5. Right click/press and hold to display Properties and select the Driver tab, then select Update Driver.
6. Browser to the folder where the driver is located and click OK.
7.Windows display the path to the driver. Click Next and it will be installed.
8. Reboot when prompted.
9. If you open Device Manager, you will see the new driver
10. Windows will now find the Miracast device when you select Project. (If you did not try the previous work around of toggling WiFi off and on, you may need to use Add a wireless display the first time you want to you your Miracast device).
As normal, I left my Surface Pro plugged in overnight. And yes, the white LED is lit.
When I tried to awaken it:
The power supply WAS working. I plugged various things into the USB port on the brick and it is working. The LED tip is white as it should be.
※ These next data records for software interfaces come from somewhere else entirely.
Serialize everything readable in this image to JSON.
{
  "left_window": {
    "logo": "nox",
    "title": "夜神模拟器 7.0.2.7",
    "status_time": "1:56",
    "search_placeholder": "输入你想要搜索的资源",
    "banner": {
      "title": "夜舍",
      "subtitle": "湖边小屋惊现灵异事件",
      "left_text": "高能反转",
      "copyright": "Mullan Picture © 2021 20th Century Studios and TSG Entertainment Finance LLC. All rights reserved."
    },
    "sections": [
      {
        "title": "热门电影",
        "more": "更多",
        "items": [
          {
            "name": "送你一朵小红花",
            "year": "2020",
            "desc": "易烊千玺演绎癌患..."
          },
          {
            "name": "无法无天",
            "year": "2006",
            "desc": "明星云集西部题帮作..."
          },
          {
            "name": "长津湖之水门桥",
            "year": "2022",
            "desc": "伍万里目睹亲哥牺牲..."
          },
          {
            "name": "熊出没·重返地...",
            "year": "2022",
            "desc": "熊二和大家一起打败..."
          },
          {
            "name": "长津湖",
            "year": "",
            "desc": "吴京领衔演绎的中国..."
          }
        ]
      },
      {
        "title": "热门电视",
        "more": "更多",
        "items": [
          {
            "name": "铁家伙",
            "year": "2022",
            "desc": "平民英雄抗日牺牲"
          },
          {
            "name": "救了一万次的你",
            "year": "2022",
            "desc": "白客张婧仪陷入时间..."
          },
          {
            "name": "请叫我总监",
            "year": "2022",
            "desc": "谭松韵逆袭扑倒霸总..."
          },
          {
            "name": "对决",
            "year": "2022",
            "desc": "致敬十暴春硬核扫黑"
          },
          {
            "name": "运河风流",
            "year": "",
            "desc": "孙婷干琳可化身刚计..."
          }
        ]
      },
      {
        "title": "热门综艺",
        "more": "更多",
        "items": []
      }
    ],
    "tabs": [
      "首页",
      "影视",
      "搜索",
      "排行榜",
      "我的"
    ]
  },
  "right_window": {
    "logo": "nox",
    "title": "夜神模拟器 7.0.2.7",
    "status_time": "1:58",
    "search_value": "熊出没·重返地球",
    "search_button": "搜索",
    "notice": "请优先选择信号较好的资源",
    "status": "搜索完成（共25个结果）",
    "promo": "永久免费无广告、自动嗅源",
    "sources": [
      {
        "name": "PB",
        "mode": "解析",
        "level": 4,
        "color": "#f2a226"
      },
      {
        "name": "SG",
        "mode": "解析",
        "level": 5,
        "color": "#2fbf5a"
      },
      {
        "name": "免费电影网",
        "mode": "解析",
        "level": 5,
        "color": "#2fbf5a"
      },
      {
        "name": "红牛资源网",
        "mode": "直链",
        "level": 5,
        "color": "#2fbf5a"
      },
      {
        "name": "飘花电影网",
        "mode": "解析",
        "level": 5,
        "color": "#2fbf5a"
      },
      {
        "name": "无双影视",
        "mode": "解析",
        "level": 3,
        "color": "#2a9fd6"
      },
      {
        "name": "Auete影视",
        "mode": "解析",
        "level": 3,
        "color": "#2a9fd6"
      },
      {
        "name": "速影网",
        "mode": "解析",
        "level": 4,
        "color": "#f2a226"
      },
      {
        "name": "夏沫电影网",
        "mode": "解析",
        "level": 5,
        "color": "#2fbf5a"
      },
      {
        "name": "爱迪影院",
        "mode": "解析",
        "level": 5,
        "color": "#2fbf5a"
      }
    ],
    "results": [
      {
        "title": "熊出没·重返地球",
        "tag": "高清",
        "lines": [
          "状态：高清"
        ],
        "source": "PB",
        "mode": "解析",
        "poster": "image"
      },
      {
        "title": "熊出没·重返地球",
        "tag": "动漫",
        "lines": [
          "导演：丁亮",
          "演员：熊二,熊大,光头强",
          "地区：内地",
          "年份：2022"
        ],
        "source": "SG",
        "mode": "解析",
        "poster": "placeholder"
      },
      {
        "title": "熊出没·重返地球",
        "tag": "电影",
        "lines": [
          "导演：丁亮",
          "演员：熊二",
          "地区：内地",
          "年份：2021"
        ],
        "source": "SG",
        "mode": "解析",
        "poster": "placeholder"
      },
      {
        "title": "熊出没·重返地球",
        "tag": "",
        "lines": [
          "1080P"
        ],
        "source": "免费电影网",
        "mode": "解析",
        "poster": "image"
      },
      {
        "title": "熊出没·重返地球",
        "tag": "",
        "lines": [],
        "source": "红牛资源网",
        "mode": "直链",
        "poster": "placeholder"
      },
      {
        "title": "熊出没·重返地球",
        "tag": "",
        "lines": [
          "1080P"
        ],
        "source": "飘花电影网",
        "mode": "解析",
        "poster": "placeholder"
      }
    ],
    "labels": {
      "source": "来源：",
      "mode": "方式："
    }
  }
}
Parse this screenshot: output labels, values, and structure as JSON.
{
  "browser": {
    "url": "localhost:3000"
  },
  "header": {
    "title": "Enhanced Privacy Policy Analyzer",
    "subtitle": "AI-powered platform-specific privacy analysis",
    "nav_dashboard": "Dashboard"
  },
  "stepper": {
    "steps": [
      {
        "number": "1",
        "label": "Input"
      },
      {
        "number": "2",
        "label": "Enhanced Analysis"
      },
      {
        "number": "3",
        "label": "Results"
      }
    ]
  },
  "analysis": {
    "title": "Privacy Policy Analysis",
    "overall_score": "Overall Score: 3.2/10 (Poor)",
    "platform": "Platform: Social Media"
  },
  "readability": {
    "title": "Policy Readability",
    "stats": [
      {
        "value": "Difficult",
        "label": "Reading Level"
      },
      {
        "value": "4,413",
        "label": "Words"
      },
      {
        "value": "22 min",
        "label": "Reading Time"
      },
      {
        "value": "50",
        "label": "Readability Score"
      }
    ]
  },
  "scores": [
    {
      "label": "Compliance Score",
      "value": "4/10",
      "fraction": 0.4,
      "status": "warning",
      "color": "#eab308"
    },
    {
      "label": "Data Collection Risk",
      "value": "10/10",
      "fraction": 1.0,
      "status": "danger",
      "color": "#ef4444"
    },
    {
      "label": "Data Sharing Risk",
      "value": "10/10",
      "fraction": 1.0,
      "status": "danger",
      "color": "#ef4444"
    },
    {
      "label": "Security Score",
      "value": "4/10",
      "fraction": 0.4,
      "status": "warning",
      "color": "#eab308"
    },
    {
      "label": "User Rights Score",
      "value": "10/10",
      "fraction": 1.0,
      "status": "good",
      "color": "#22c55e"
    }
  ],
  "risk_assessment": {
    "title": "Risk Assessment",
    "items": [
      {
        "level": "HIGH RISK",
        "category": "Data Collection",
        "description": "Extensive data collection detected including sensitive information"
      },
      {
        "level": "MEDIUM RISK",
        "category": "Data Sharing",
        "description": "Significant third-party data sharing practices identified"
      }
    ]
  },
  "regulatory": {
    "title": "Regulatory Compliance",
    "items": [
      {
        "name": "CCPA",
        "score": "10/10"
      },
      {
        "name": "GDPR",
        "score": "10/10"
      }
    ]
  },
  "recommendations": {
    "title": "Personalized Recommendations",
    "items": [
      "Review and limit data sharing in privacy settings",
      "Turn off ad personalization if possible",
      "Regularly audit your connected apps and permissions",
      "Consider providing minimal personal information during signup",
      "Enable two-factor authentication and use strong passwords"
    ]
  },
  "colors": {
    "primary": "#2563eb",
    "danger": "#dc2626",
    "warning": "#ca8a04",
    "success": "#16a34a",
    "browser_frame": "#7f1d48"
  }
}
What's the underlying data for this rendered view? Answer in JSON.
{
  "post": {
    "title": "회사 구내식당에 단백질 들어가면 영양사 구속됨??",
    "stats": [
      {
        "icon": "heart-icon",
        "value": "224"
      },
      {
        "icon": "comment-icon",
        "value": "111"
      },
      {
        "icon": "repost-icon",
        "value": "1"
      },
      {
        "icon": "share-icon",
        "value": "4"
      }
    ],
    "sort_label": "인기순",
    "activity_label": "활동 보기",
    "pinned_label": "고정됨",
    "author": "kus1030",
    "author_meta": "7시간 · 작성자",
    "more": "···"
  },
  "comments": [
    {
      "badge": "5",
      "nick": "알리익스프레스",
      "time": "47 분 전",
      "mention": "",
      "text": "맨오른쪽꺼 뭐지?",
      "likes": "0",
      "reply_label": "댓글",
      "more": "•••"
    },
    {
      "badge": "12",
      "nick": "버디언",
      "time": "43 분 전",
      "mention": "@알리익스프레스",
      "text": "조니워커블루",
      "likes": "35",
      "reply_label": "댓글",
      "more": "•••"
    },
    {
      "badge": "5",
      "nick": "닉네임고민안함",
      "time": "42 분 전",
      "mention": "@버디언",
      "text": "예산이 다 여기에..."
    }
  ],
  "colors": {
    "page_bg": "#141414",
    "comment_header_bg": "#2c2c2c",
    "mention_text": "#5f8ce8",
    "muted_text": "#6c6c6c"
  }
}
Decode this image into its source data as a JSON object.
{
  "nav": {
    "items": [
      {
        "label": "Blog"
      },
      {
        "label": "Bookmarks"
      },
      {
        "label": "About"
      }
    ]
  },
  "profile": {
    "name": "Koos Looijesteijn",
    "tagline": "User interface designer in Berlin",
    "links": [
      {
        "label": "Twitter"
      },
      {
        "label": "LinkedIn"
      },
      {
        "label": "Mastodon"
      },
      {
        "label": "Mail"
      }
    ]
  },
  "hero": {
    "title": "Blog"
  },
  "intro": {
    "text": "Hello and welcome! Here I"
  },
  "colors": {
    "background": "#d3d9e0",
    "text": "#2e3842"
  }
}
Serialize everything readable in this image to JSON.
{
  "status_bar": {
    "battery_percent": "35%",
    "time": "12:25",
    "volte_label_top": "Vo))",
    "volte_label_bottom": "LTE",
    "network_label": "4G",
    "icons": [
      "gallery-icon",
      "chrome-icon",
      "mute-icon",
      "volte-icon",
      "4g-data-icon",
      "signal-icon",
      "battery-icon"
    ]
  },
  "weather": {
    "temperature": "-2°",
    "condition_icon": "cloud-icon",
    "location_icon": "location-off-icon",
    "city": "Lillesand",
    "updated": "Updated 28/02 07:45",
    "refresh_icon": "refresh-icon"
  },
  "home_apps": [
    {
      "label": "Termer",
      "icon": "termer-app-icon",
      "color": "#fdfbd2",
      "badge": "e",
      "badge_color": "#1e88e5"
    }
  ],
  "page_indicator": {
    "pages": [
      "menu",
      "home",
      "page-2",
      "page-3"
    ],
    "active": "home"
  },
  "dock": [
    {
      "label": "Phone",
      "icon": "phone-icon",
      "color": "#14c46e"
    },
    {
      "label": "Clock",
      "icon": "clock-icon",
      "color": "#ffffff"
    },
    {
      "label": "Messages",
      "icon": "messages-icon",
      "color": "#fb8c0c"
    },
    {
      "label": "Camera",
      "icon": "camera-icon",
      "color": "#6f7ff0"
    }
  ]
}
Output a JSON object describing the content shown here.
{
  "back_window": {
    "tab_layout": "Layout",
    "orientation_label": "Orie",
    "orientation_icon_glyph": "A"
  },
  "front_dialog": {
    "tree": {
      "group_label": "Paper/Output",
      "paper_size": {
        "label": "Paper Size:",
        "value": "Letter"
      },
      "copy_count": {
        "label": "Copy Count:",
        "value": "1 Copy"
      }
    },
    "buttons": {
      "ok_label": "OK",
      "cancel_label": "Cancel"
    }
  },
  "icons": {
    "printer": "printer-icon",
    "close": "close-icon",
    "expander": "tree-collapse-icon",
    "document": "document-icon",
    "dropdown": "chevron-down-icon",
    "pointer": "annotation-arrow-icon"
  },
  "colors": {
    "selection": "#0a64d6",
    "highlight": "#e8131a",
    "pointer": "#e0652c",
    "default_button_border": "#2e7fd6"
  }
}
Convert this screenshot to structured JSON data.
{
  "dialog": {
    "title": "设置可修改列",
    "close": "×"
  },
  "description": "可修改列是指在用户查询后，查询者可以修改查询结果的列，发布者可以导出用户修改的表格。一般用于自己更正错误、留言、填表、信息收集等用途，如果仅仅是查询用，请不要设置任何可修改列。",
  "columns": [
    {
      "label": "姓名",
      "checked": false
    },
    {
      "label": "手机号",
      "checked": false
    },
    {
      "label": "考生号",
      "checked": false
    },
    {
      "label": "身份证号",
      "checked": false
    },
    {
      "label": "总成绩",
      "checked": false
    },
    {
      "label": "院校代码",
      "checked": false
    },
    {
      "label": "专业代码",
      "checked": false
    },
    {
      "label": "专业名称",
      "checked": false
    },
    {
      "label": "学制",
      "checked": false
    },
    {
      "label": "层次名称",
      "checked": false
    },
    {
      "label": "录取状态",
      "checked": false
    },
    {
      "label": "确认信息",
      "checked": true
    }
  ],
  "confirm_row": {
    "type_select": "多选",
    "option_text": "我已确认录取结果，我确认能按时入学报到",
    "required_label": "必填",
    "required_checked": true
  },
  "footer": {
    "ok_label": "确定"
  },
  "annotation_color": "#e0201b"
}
I’d tried everything at http://www.microsoft.com/surface/en-us/support/warranty-service-and-recovery/surface-pro-wont-turn-on and things like http://www.winrtsource.com/2013/01/16/microsoft-surface-wont-power-on-solution/
For whatever reason, after reading everything on the web about reviving Surface Pro’s, I tried one more thing.
I Held the power button down and pressed the volume UP button. Eureka. Crisis averted. Normal startup. I did a cold shutdown, reinserted the microSD card which I had pulled for trouble shooting.
The battery is not depleted:
Now, if someone from the Surface team can tell me what exactly happened here…
The ability to use Wacom Wintab based pen drawing tools on my Surface Pro has really made a difference in my artistic workflow. I’ve been photo painting using a combination of Adobe Photoshop CS 5.5 and Corel Painter 12 (I got one sweet deal when I called them to purchase, $159, good on three computers).
From what I have been reading online, it appears that the drivers that Wacom released will indeed by repackaged by Microsoft and released during some future update cycle. With the current Wacom supplied driver, my feeling is that this is the best experience I’ve had yet on a touch device with pen drawing.
The painting below has quite a lot of work yet to do, but I’m having a great time with my new digital art tools working on it.